• **Activity**
Going through the entries below, copy out each line that contains "checked".

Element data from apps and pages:
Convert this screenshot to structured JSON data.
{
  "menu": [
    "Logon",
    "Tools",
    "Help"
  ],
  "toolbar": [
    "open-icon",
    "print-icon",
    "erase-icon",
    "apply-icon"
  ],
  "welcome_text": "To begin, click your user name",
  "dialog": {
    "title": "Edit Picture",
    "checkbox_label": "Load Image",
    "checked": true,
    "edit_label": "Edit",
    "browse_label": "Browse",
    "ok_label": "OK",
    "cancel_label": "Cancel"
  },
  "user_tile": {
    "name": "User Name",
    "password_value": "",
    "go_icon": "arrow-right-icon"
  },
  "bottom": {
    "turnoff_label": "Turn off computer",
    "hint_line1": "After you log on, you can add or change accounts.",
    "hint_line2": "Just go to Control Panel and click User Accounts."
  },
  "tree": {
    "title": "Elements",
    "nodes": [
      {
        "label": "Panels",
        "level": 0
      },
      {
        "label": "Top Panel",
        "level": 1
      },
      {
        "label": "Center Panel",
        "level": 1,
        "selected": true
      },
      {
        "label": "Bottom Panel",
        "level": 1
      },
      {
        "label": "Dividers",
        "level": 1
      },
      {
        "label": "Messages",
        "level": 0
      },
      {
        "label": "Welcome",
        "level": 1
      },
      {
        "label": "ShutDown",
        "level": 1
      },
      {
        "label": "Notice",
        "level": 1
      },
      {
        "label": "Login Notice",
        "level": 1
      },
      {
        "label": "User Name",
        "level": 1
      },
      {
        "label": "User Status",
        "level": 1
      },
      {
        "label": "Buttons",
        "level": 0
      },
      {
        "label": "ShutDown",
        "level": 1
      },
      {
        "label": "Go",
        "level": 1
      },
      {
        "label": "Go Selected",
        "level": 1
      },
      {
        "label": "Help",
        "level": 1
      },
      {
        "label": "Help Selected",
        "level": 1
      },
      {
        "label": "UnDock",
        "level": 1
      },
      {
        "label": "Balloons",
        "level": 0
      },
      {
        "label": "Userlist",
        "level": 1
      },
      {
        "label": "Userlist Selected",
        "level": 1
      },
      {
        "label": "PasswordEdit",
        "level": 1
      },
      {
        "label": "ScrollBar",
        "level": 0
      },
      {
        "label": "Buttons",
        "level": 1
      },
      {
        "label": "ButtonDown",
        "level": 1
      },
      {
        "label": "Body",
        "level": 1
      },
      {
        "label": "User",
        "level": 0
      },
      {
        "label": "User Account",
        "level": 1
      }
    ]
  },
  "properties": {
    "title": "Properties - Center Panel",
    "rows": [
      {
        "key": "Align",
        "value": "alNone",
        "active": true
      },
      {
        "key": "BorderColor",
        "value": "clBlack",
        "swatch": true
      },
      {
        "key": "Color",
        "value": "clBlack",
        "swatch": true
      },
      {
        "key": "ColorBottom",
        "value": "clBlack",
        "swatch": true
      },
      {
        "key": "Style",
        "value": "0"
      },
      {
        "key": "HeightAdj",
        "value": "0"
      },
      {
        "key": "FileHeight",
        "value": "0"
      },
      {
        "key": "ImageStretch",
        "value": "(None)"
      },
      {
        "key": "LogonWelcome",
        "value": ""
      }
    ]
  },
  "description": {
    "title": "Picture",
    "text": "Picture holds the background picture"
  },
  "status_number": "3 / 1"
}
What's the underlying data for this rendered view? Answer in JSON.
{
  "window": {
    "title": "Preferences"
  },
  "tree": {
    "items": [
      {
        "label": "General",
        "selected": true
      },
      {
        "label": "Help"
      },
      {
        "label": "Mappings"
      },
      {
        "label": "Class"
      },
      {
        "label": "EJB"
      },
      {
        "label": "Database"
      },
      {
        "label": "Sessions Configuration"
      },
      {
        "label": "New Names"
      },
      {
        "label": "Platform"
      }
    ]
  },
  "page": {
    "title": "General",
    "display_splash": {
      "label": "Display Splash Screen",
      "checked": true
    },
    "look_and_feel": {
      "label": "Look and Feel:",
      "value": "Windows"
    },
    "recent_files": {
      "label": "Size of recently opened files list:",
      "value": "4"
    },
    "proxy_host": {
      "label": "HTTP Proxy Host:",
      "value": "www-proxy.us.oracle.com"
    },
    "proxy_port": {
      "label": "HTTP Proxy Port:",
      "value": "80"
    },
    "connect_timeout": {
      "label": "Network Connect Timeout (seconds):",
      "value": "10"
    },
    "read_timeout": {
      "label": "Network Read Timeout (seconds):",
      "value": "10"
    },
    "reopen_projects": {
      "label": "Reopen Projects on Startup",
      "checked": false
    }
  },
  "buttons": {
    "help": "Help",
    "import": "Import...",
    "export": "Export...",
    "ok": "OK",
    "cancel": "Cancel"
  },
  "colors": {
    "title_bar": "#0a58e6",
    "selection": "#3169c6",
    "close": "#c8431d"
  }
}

• **Your response**
    "checked": true,
      "checked": true
      "checked": false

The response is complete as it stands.